■ Material shown ■

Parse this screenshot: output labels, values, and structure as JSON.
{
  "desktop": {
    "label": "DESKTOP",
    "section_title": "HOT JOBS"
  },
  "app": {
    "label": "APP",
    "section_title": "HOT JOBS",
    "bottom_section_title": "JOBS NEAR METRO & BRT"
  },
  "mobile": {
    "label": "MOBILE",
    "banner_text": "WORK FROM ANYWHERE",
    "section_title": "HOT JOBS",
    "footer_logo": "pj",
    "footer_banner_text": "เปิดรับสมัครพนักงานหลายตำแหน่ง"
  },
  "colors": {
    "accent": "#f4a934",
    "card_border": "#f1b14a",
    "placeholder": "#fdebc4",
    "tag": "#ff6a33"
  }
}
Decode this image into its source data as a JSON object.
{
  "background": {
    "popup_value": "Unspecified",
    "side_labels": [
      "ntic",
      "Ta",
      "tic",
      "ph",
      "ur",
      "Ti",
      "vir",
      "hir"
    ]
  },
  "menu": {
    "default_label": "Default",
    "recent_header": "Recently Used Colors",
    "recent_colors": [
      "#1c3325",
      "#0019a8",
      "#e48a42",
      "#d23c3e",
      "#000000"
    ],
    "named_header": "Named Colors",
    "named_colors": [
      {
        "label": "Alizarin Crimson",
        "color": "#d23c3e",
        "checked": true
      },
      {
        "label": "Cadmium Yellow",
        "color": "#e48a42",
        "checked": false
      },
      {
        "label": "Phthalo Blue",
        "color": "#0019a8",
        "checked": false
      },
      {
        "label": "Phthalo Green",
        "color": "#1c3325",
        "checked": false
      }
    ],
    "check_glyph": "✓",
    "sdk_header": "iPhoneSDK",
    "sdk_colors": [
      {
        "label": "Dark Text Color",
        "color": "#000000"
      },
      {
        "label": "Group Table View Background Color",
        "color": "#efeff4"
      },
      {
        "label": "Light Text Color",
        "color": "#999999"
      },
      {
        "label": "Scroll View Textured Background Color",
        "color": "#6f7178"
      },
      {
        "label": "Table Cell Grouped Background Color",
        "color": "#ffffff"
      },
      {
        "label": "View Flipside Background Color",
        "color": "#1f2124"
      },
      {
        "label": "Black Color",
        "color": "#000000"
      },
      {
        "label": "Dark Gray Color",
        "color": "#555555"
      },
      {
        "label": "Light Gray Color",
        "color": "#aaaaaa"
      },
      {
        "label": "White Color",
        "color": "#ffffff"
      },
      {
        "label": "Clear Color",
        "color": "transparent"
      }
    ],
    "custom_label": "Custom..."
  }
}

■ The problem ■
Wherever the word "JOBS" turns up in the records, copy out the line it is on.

■ Written answer ■
    "section_title": "HOT JOBS"
    "section_title": "HOT JOBS",
    "bottom_section_title": "JOBS NEAR METRO & BRT"
    "section_title": "HOT JOBS",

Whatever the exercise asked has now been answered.